My opponent insisted on running on a platform of world peace, utilitarianism, and puppy love. I, instead, have refused to be sidetracked—I’ve stayed on the real issues. Chuck Norris can work out in Texas, Hitler can rot in his bunker in Berlin, but here in West Lafayette, there is an auditorium full of students who ponder a choice—a choice between realism and fantasy, between pragmatism and ideology, between dedication and dereliction. Don’t let my experience and knowledge about this council, and this school, go to waste. You trusted in me last year, and I ask you to extend that trust one more year, to allow me to finish the job that I’ve just barely begun. Proverbs 21:22—“One wise person went up against a city of warriors and brought down the stronghold in which they trusted.” I am the wise man here today, and I have laid out my plans of how to bring down the stronghold of the student council, of how to revamp, reorganize, and reenergize that representative body. I am Mohit Agrawal, I’m adamant about change, and I’m your candidate for president of the executive board. Thank you to the 170 people who signed my petition last week, and thank you all for listening. To those going to Myrtle Beach this afternoon, have a great trip. To everyone else, have a great half-day. Thank you.

The speech came across as angrier than I expected, perhaps because I ended the speech in attack mode. Teachers came up to me afterwards and asked me what had ticked me off.

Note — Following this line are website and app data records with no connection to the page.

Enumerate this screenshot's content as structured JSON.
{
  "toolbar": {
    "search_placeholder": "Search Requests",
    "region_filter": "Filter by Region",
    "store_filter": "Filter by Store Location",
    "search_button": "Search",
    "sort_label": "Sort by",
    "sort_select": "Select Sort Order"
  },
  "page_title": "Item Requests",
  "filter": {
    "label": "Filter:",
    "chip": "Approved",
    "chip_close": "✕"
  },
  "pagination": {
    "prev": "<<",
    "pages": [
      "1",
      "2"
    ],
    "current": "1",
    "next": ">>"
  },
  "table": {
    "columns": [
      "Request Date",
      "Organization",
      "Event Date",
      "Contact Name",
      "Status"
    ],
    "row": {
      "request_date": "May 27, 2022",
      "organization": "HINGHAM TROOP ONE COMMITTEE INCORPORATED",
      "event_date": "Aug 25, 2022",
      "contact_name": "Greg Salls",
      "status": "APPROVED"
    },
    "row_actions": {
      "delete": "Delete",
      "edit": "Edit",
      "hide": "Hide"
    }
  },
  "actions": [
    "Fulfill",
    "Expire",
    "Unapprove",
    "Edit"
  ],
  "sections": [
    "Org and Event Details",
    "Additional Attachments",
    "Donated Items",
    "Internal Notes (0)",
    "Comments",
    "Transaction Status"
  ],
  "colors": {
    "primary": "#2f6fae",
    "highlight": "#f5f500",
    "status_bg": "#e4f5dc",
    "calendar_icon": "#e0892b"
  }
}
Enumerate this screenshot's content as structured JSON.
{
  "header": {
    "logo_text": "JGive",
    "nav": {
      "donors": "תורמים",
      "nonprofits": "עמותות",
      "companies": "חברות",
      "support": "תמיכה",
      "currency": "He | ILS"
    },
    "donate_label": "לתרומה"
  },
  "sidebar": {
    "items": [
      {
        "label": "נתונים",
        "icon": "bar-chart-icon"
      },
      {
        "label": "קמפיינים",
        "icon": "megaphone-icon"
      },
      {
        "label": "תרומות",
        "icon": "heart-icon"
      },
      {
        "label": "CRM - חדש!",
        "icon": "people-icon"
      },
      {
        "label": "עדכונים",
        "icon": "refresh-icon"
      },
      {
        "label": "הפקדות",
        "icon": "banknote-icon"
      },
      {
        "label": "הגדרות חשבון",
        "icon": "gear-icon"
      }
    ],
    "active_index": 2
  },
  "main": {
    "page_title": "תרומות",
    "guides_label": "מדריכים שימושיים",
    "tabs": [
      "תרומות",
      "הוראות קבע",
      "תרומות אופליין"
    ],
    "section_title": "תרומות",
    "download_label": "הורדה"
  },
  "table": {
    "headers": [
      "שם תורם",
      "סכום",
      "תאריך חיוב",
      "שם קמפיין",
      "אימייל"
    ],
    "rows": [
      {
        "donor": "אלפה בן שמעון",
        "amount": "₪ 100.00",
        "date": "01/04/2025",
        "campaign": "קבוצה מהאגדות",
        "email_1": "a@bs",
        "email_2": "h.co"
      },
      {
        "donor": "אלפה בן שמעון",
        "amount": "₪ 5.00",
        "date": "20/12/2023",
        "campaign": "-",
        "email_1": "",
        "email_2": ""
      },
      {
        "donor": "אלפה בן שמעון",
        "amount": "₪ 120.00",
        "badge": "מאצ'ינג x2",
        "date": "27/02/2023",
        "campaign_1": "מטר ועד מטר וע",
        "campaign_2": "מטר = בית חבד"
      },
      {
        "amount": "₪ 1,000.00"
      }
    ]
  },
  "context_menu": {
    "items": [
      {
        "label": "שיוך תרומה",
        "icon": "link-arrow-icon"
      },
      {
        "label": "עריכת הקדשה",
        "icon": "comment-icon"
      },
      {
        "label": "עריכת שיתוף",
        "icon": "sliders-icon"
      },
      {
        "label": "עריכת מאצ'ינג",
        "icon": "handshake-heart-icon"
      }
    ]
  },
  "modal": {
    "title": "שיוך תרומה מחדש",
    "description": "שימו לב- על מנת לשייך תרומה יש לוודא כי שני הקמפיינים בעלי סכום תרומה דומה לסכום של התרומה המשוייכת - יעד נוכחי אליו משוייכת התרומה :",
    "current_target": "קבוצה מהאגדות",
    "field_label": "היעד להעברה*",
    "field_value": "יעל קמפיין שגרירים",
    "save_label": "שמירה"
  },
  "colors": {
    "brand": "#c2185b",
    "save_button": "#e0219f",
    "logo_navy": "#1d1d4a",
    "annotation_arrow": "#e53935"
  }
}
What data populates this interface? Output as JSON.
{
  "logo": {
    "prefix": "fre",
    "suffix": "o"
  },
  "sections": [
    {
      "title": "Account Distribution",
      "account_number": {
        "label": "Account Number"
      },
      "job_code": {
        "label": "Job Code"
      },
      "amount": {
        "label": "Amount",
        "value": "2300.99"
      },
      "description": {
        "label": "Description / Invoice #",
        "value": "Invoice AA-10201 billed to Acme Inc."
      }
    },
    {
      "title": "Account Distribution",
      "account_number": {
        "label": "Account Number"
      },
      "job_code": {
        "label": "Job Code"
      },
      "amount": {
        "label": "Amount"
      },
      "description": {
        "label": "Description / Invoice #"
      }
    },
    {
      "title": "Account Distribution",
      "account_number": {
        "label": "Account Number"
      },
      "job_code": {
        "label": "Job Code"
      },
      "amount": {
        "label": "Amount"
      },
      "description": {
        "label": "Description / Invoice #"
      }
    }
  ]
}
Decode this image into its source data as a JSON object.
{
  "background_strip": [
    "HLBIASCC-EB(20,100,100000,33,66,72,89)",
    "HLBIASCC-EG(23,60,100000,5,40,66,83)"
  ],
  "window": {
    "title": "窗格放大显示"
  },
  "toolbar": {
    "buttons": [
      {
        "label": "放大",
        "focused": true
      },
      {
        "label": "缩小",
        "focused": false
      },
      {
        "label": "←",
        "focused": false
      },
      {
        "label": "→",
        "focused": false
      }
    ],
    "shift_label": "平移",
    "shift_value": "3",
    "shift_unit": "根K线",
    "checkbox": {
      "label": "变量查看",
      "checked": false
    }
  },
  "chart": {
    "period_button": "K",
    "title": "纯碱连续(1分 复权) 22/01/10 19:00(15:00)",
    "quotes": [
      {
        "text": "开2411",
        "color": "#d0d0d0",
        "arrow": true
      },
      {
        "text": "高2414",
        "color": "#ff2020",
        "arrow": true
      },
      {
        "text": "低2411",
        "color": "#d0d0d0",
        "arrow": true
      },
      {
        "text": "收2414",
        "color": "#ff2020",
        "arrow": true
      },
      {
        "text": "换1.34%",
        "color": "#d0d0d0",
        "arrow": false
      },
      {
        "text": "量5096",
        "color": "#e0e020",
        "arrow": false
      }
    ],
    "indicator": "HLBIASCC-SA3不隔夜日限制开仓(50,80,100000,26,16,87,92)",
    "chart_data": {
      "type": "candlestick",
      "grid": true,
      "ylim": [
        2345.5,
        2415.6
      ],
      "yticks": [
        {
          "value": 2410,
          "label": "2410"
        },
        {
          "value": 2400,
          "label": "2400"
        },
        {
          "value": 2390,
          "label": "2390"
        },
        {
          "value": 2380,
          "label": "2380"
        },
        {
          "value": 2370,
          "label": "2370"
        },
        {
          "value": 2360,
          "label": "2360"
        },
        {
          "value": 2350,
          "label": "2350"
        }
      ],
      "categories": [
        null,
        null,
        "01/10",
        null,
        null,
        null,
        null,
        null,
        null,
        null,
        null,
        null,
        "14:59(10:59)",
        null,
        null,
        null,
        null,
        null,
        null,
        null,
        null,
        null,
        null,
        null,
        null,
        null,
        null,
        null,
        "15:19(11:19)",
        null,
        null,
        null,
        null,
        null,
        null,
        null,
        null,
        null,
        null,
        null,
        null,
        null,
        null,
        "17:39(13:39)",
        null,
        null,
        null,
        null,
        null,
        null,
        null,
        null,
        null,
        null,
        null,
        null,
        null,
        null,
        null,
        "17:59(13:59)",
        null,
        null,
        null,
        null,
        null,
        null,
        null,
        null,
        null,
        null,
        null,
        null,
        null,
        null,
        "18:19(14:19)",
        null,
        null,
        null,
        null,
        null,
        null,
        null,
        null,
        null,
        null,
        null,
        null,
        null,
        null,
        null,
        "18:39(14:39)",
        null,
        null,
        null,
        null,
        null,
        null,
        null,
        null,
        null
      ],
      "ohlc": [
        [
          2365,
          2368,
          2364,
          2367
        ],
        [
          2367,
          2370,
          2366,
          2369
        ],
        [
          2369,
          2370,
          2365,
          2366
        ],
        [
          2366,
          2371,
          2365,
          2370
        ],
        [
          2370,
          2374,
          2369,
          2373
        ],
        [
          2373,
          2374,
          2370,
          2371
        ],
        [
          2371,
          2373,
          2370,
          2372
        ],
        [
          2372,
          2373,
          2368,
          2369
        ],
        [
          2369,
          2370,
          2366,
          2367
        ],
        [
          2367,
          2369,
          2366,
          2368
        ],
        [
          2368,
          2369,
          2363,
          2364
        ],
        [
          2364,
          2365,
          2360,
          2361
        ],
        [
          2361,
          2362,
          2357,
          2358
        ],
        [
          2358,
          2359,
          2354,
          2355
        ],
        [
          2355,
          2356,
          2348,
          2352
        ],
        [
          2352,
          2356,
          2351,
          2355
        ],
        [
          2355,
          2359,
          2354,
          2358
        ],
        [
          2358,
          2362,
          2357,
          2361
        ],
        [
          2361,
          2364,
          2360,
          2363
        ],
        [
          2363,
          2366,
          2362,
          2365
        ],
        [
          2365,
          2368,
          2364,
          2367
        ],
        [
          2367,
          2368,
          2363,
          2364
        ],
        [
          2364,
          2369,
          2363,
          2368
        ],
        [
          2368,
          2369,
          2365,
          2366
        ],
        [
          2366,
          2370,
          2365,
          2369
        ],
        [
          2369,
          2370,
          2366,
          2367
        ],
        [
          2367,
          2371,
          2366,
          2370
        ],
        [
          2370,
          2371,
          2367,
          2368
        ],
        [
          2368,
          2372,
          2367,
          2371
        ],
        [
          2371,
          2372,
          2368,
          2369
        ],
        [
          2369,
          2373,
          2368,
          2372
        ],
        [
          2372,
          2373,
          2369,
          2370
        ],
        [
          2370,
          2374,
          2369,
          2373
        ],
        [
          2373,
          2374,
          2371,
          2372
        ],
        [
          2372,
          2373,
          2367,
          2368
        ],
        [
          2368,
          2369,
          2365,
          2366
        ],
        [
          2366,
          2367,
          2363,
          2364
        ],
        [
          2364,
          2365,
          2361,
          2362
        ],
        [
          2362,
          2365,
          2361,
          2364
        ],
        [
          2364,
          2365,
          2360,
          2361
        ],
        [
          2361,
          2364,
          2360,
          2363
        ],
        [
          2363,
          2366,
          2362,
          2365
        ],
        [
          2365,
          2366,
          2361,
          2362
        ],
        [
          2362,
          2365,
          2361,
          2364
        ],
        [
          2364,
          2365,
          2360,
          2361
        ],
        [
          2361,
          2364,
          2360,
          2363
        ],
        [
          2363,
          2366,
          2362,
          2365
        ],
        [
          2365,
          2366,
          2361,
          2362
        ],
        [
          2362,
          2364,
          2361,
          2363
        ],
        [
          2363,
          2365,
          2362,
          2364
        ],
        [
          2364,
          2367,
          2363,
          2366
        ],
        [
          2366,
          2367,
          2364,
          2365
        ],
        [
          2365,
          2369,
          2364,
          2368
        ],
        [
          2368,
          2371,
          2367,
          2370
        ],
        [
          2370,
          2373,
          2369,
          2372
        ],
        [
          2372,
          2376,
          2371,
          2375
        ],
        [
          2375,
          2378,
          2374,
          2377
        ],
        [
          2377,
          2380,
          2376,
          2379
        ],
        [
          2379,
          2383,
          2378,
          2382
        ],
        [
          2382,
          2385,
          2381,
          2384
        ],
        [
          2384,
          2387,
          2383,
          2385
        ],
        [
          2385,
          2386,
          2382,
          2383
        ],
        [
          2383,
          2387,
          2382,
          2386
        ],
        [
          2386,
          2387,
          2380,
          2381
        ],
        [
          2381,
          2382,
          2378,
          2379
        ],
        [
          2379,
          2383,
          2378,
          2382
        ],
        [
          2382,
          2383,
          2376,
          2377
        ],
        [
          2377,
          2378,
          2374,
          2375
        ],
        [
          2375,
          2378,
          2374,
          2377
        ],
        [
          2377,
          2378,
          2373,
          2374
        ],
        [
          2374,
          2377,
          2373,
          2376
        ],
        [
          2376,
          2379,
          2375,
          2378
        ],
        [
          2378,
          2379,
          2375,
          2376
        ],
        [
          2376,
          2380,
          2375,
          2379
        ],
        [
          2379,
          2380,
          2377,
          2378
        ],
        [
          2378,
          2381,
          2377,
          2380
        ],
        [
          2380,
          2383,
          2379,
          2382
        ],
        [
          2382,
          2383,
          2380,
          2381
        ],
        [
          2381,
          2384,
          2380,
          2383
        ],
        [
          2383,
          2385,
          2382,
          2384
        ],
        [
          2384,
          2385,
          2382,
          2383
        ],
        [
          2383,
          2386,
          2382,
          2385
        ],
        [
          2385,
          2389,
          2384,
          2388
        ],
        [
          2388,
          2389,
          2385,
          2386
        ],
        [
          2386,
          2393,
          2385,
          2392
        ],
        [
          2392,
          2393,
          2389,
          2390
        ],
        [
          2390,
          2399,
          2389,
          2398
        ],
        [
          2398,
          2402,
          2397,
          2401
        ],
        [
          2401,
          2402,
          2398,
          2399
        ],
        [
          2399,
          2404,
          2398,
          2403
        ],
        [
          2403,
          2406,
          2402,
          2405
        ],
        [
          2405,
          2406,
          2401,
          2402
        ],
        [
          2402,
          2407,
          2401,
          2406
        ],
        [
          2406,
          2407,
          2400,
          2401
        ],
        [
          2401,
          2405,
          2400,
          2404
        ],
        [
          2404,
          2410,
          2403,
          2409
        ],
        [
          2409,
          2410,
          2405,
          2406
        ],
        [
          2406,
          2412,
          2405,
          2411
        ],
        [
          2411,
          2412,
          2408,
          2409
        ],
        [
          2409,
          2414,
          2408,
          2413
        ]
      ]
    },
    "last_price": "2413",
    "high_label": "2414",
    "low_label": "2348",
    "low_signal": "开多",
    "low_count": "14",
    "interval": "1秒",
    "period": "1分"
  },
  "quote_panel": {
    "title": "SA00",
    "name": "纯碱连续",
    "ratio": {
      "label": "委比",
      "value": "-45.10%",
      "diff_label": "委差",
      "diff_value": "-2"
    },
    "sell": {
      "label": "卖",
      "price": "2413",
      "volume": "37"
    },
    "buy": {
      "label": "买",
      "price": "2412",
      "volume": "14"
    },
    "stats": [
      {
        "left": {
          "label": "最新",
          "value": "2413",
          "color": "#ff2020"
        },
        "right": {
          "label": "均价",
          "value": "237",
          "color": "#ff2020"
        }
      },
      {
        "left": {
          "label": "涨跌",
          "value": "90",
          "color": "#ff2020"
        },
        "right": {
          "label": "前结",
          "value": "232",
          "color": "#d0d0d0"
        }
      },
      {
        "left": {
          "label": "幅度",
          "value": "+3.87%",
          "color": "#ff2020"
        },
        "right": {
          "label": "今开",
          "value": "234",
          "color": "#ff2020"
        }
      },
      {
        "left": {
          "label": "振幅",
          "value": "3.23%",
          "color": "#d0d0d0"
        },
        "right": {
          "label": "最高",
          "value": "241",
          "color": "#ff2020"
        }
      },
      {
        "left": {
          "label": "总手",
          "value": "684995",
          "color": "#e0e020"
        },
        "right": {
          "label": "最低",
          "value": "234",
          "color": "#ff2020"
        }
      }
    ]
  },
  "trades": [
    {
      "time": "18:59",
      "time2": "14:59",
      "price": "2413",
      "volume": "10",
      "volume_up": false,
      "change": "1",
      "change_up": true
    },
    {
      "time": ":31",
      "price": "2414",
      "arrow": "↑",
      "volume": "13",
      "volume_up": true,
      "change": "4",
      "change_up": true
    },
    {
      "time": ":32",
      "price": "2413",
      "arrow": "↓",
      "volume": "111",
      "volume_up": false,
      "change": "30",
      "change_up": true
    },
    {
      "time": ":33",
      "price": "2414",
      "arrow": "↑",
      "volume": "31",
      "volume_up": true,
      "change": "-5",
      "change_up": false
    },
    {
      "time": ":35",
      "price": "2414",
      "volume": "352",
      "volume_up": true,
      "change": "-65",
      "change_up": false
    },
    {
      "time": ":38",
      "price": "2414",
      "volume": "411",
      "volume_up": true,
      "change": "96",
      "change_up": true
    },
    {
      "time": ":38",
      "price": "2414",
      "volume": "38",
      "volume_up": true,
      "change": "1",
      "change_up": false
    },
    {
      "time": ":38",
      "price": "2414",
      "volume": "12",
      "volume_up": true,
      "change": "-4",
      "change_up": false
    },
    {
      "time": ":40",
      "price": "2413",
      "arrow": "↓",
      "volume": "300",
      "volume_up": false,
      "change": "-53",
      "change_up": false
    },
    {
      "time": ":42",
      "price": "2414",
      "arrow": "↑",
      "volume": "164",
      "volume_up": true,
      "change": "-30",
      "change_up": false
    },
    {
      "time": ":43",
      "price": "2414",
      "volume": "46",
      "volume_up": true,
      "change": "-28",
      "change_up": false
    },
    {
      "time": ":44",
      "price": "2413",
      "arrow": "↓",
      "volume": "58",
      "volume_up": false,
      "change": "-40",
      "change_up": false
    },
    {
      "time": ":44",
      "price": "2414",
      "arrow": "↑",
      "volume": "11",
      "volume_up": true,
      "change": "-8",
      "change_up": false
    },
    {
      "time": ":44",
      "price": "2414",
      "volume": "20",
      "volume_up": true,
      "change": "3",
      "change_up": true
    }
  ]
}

In any case, I suffered a landslide loss. I was told the margin was 6:1. But in this humiliation I was able to find the silver lining. I won a position as a senior class representative on the council, and I was named head of the service committee. As head of the service committee, I was able to accomplish so much more than I had the year previously as vice-president. I organized multiple food drives, blood drives, and partnered with the boys’ and girls’ service clubs at the high school to coordinate joint events. I was even awarded the AXA Community Scholarship for my work.

I’m proud of my student council career in high school. I’m proud of my election campaigns–no matter how brutal my losses, I was able to keep my head held up high because I kept the campaigns clean and stayed on the issues. I’m most proud of the service I was able to perform as chair of the service committee; I learned that you don’t have to sit at the top of the heirarchy to effect change (and more often than not, sitting at the top of the heirarchy means that you can’t effect change)–you just need to believe in yourself and go for it.